Fourth Avenue at lunchtime Wednesday recalled a ghost town.
Patios that are normally filled with hungry Tucsonans hosted only stacked chairs. Many of the storefronts were dark. In doorways, handwritten notes with promises of return. An empty streetcar whizzed by Martin's Comida Chingona.
"We’re trying to make the place sexy," said owner Martin Fontes after replacing his front door with an extremely red takeout window. He's offering curbside pick up and delivery, and he said that's not all he's doing.
"Somebody can ask me for catering for their house. I can make you a batch of beans, whatever you want to do. I am ready for negotiation at this point," he said.
Fontes, like every other restaurant, bar and business owner in Tucson, is figuring out how to make it through the coming weeks.
On Tuesday, Mayor Regina Romero joined Phoenix, Flagstaff and other cities across the country in banning dine-in service at restaurants and bars. The effort to reduce the spread of COVID-19 exacerbates the losses for Tucson businesses after a week of event cancellations.
"It's devastating. There's no sugar coating it," said Ande Motzkin, owner of Caruso's Italian Restaurant. Many businesses on Fourth count on St. Patrick's Day and the Fourth Avenue Street Fair to offset the slower summer months, when many students and retirees typically leave Tucson.
"For all of us on the avenue and the downtown area [this week] was supposed to be one of the biggest weeks of the year. And it's turned out to be probably the worst and most devastating week of not just this year but probably the decade," she said.
Motzkin said she didn't get the business she hoped for on the first day of take out service, which she chalks up to the rainy weather and customers unaware Caruso's is still serving food — and maybe unsure if it's safe.
"For all of us on the avenue and the downtown area [this week] was supposed to be one of the biggest weeks of the year. And it's turned out to be probably the worst and most devastating week of not just this year but probably the decade" — Ande Motzkin, owner, Caruso's
There is currently no evidence of COVID-19 transmission through food. That's according to the Centers for Disease Control and the Food and Drug Administration. Food delivery apps Grubhub and Postmates recently introduced contact-free delivery, where they'll leave orders at your door.
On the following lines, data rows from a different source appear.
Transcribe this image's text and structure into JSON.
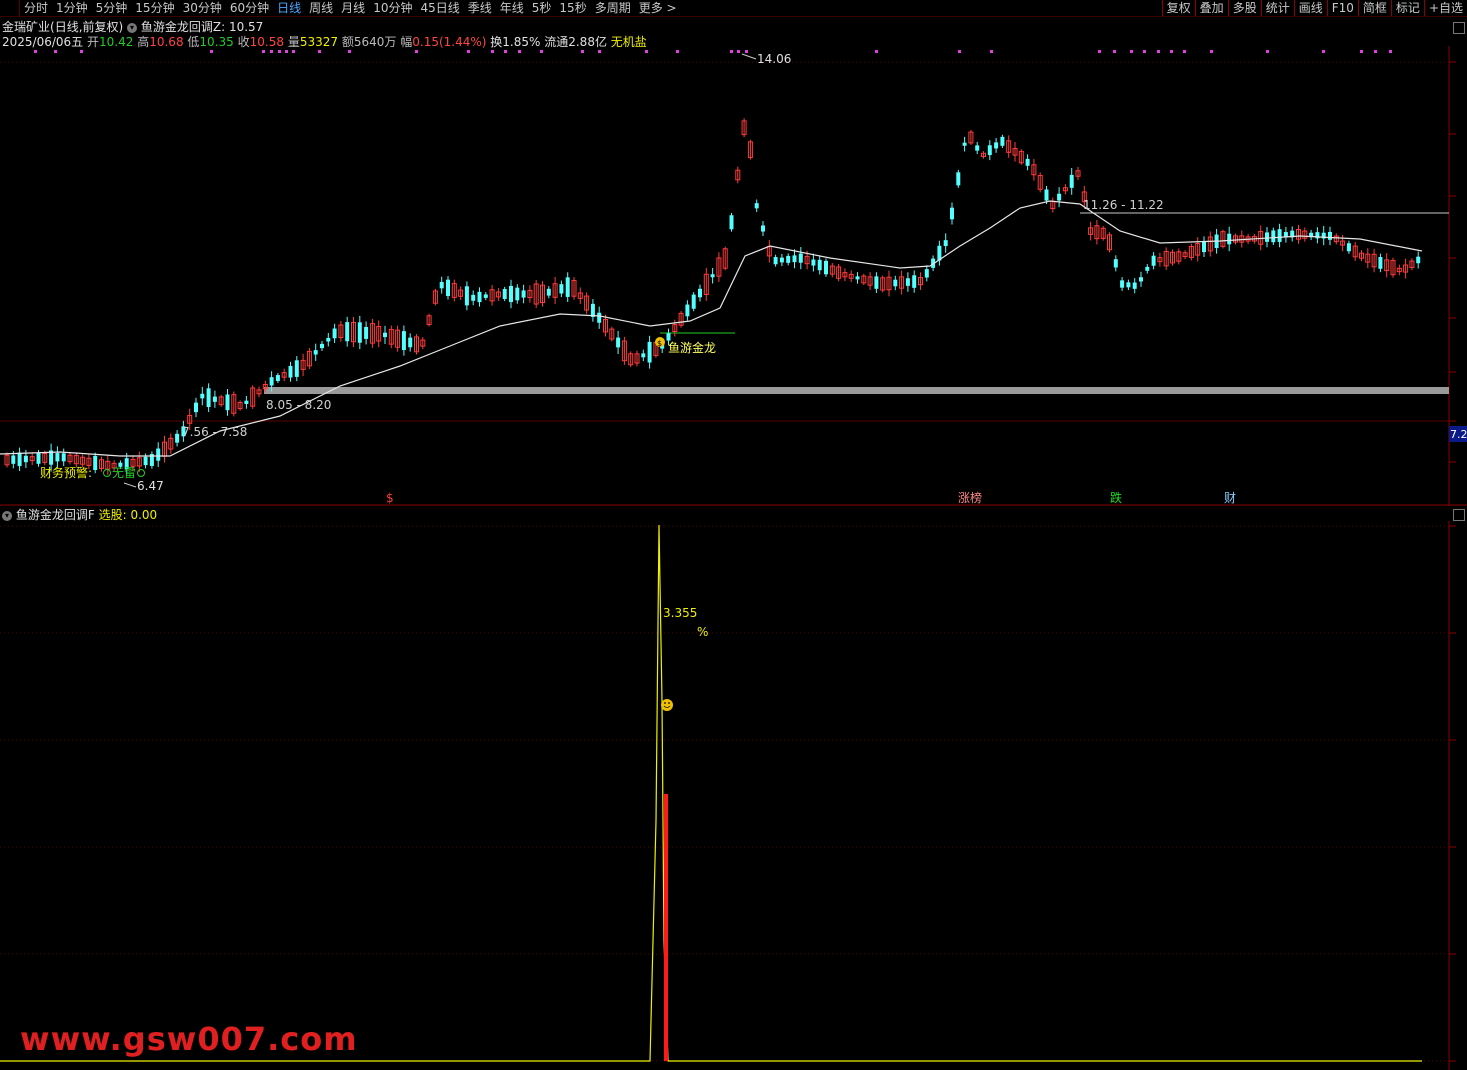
{
  "toolbar": {
    "periods": [
      "分时",
      "1分钟",
      "5分钟",
      "15分钟",
      "30分钟",
      "60分钟",
      "日线",
      "周线",
      "月线",
      "10分钟",
      "45日线",
      "季线",
      "年线",
      "5秒",
      "15秒",
      "多周期",
      "更多 >"
    ],
    "active_period": "日线",
    "right_buttons": [
      "复权",
      "叠加",
      "多股",
      "统计",
      "画线",
      "F10",
      "简框",
      "标记",
      "+自选"
    ]
  },
  "header": {
    "stock_name": "金瑞矿业",
    "chart_mode": "(日线,前复权)",
    "indicator_name": "鱼游金龙回调Z",
    "indicator_value": ": 10.57",
    "date": "2025/06/06五",
    "open_label": "开",
    "open": "10.42",
    "high_label": "高",
    "high": "10.68",
    "low_label": "低",
    "low": "10.35",
    "close_label": "收",
    "close": "10.58",
    "volume_label": "量",
    "volume": "53327",
    "amount_label": "额",
    "amount": "5640万",
    "change_label": "幅",
    "change": "0.15(1.44%)",
    "turnover": "换1.85%",
    "float_cap": "流通2.88亿",
    "concept": "无机盐"
  },
  "main_chart": {
    "annotations": {
      "top_price": "14.06",
      "bottom_price": "6.47",
      "zone_lower": "7.56 - 7.58",
      "zone_mid": "8.05 - 8.20",
      "zone_upper": "11.26 - 11.22",
      "signal_label": "鱼游金龙",
      "finance_warning": "财务预警:",
      "finance_none": "无雷",
      "right_axis_price": "7.2"
    },
    "events": [
      "$",
      "涨榜",
      "跌",
      "财"
    ],
    "colors": {
      "up": "#ff3b3b",
      "down": "#54ffff",
      "ma": "#e6e6e6",
      "zone": "#9a9a9a",
      "grid": "#5a0000"
    }
  },
  "indicator_panel": {
    "title": "鱼游金龙回调F",
    "select_label": "选股:",
    "select_value": "0.00",
    "peak_value": "3.355",
    "unit": "%"
  },
  "watermark": "www.gsw007.com"
}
The virus can temporarily survive on surfaces, but you can reduce your risk by following CDC guidelines like discarding packaging and then washing your hands for 20 seconds.
Motzkin said supporting local businesses through pickup and delivery is the only way to make sure they'll make it through the virus. And it supports their workers too. The loss of business means she's only able to give shifts to one quarter of her employees.
She says she's hoping the restrictions won't last longer than the current length of the restrictions — through the end March. "We'll be okay for two weeks. After that I'm going to start getting really worried," she said.
But Martin Fontes, of Martin's Comida Chingona, said he's preparing for restrictions to last much longer
"I'm going to make as much noise on the curbside as possible. I'm going to put up signs. I'm going to let people know as much as I can," he said. "And I’m damned if I’m going to let this restaurant fall after 19 years."
Tucson Mayor Regina Romero's office issued a statement Wednesday declaring parking spaces on Fourth Avenue, Main Gate, the Mission District and downtown be free for 15 minutes.